▶ _Directions for this task_: Return the lines below that contain the word "design".

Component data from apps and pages
──────────────────────────────
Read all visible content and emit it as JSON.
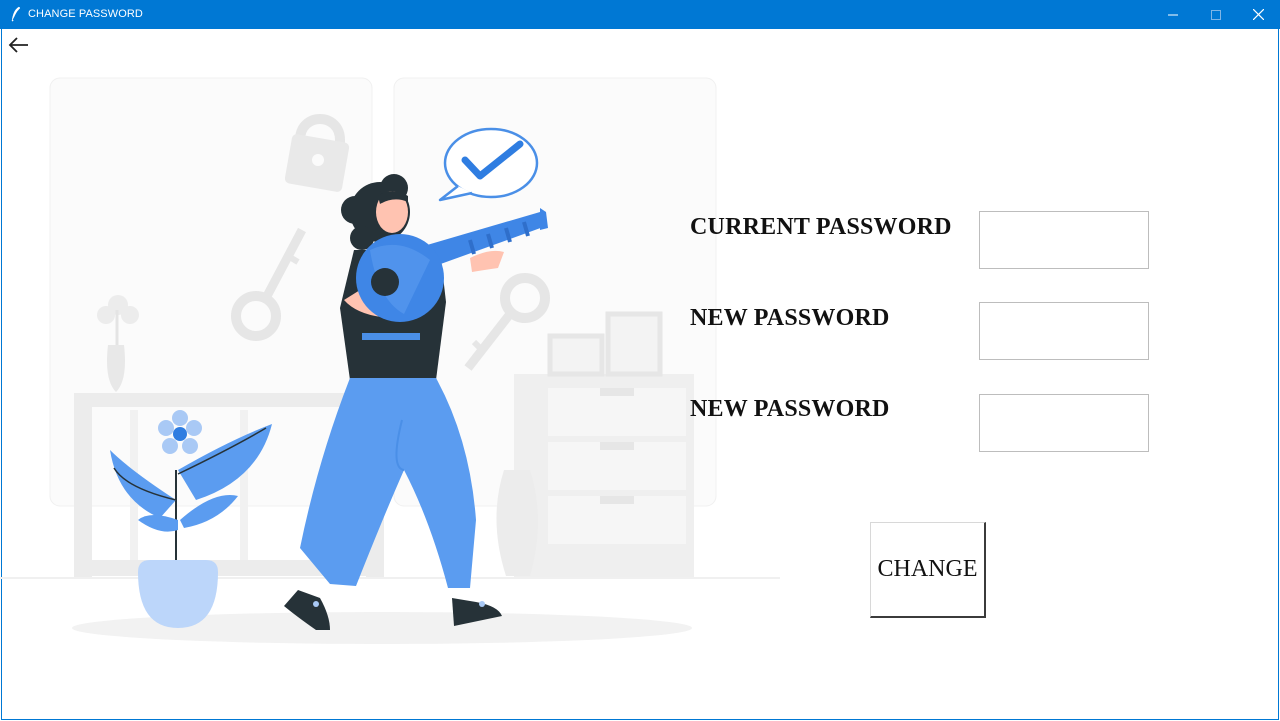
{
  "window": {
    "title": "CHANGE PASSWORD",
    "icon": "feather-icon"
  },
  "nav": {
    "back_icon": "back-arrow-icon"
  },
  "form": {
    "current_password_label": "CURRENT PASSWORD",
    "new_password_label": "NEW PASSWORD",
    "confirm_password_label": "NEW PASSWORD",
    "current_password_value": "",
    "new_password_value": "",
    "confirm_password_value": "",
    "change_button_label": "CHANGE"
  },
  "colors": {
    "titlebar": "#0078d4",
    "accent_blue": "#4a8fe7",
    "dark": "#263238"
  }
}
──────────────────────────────
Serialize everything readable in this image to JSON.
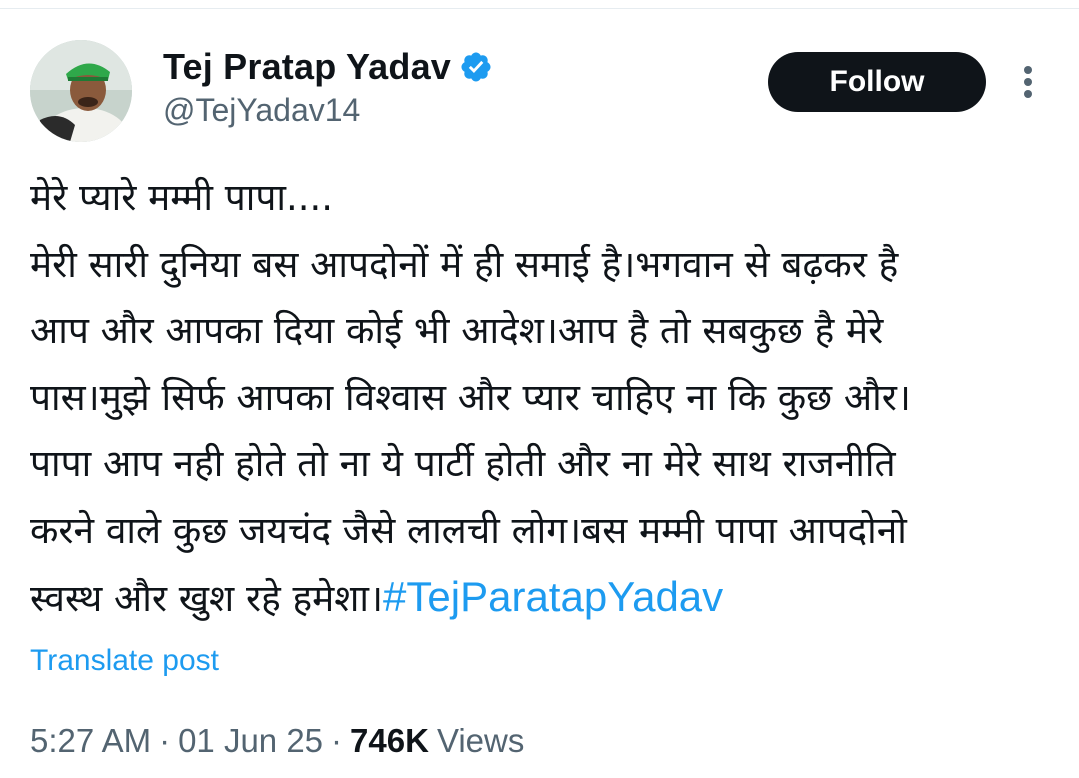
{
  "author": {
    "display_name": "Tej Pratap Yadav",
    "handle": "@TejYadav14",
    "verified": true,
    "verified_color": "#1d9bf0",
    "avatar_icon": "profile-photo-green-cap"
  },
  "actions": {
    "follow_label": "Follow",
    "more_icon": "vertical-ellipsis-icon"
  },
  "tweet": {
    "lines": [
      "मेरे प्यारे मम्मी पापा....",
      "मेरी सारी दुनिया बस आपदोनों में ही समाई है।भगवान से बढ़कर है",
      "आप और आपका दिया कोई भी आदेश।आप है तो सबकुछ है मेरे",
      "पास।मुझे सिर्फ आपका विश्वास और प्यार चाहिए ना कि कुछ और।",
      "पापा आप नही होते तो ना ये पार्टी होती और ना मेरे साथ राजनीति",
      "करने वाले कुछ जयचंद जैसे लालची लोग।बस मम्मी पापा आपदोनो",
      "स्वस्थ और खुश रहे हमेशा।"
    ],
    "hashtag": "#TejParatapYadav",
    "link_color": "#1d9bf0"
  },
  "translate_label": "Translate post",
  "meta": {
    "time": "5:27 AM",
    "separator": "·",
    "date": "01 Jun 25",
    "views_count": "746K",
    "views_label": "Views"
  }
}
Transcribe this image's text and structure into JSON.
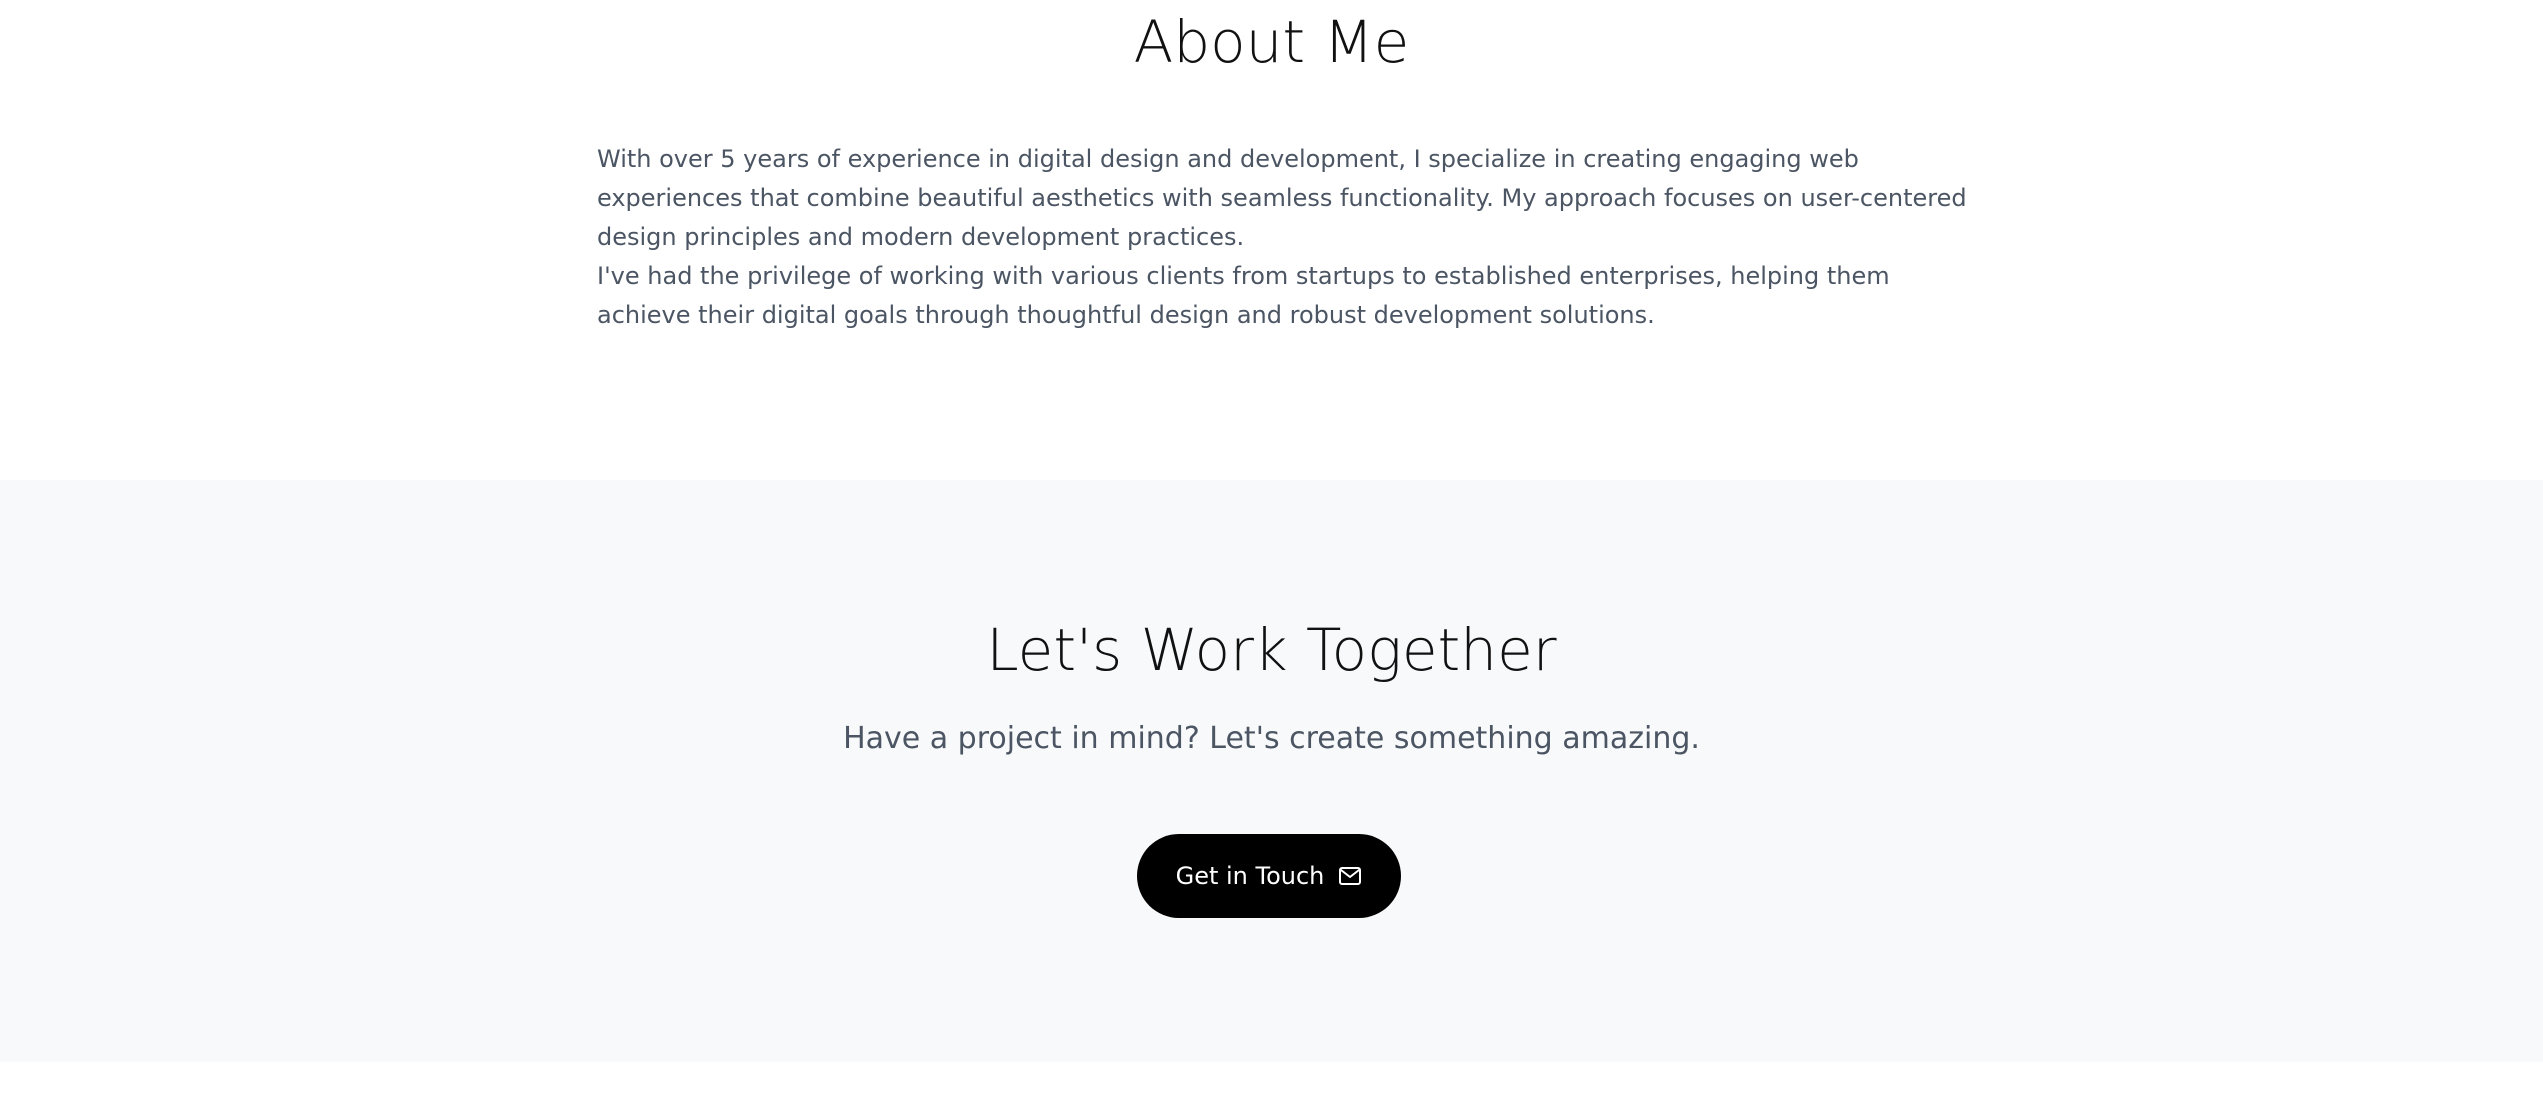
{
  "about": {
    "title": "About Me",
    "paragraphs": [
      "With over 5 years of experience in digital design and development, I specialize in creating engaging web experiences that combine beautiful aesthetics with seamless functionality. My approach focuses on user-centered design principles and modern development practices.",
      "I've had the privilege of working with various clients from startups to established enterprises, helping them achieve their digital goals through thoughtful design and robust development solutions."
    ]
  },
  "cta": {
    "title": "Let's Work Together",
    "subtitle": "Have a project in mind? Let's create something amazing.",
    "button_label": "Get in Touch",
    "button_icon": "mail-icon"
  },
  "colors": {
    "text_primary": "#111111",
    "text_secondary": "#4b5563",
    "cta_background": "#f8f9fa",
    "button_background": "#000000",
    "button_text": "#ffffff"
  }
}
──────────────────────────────
▶ _Answer area_:
      "With over 5 years of experience in digital design and development, I specialize in creating engaging web experiences that combine beautiful aesthetics with seamless functionality. My approach focuses on user-centered design principles and modern development practices.",
      "I've had the privilege of working with various clients from startups to established enterprises, helping them achieve their digital goals through thoughtful design and robust development solutions."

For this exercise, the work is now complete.